16 October 2017, AUC Logic Lectures Series, Alexandru Baltag
This is an invitation to reflect on the successes and failures of collective rationality, particularly as embodied in modern mechanisms for mass information-aggregation-and-exchange (media, markets, voting, social networks, crowdsourcing). What are the nature, sources and dynamics of “collective knowledge”? Do the benefits provided by ''the wisdom of the crowds" outweigh the dangers posed by the stupidity or even ''madness" of the crowds? Do the above-mentioned aggregation mechanisms fulfill their epistemic promises (helping us acquire relevant information and take better collective decisions), or do they end up creating their own pseudo-reality (as exemplified by echo-chambers, ''fake news" and ''alternative facts"), leading in the end only to catastrophic mass delusions and self-defeating protest votes?
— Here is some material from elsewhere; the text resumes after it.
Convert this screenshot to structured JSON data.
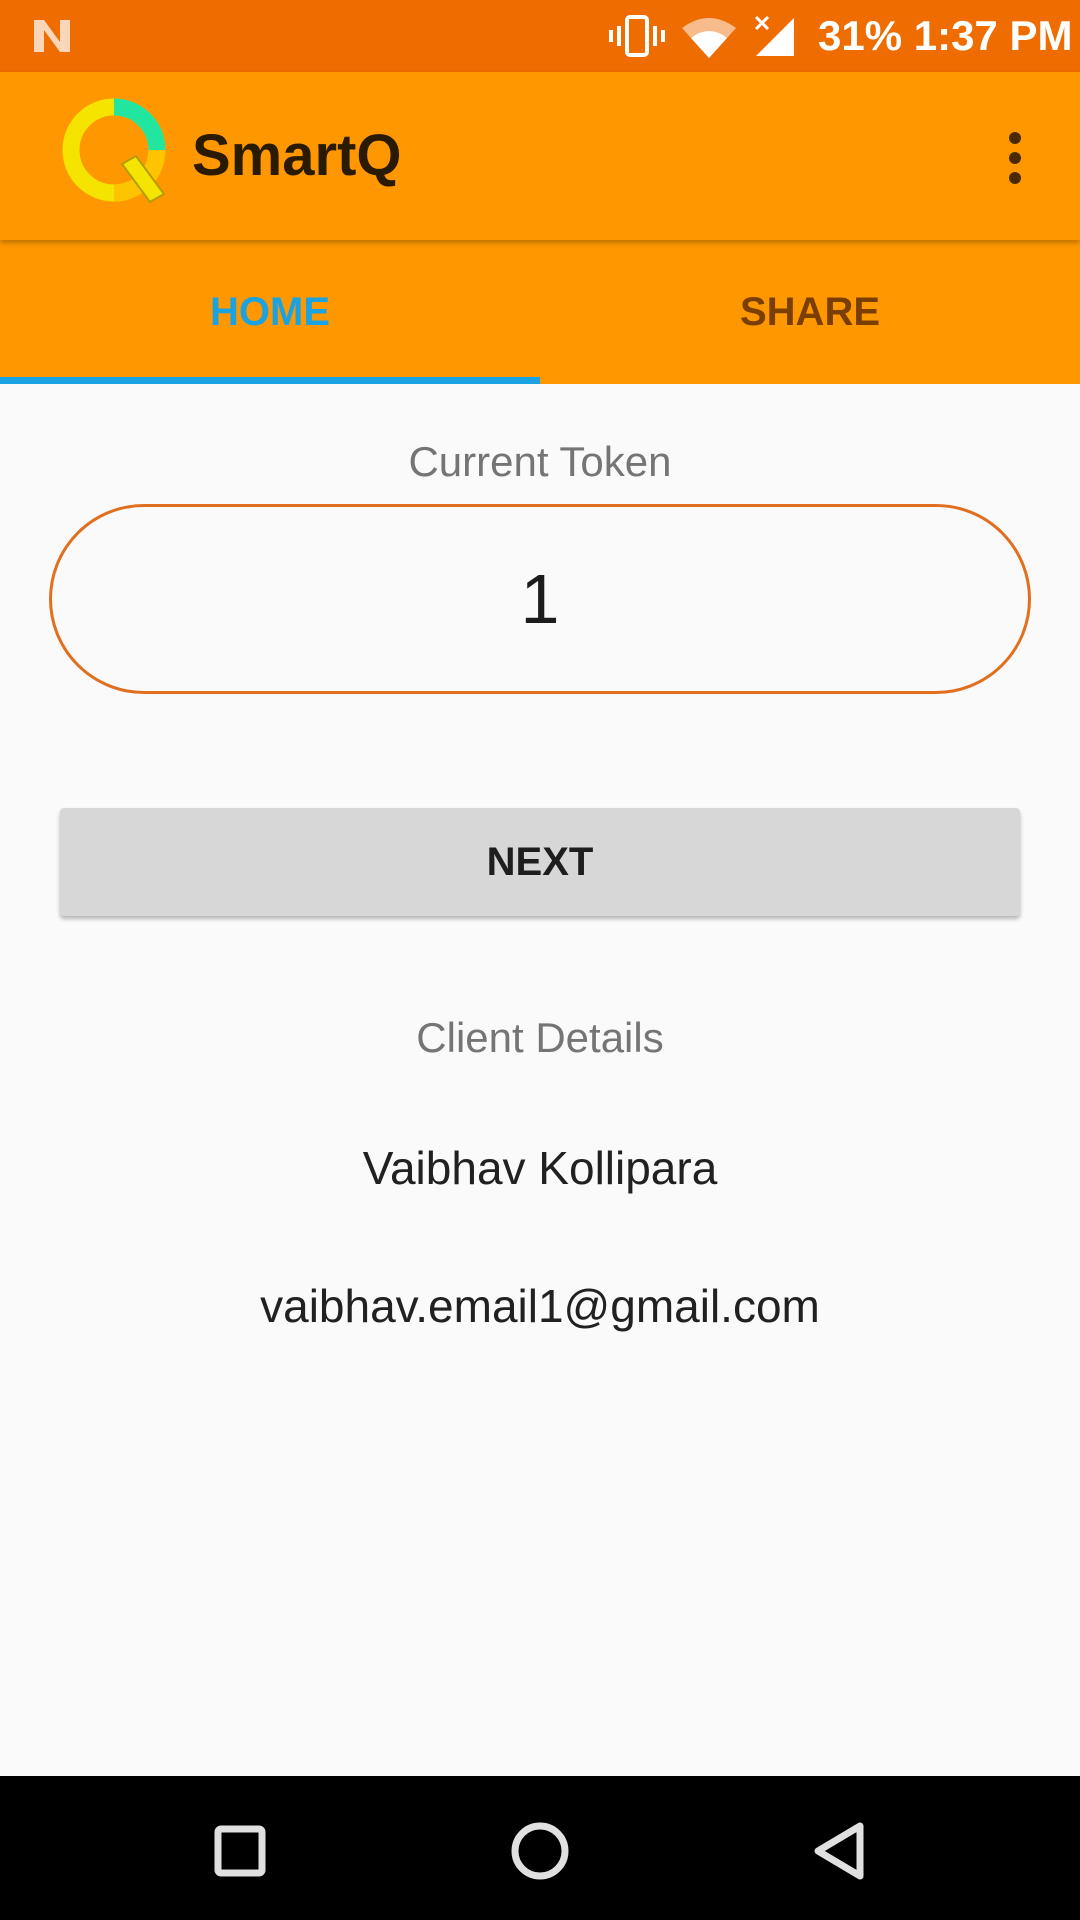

Can Logic and Philosophy help us understand this dilemma? Can Computer science help us verify and ''debug" our social software, diagnose its weaknesses and provide tools for social-informational ''mechanism design", that could be used to prevent the worst forms of ''groupthink"? Can ''epistemic democracy" actually work and endure? Will the ''facts" (the actual facts) eventually emerge from the noisy networks of irrelevant data, self-confirming rumors and self-congratulatory 'likes'? Or, to put it more bluntly: will 'truth' (the real truth) survive the ''information age"?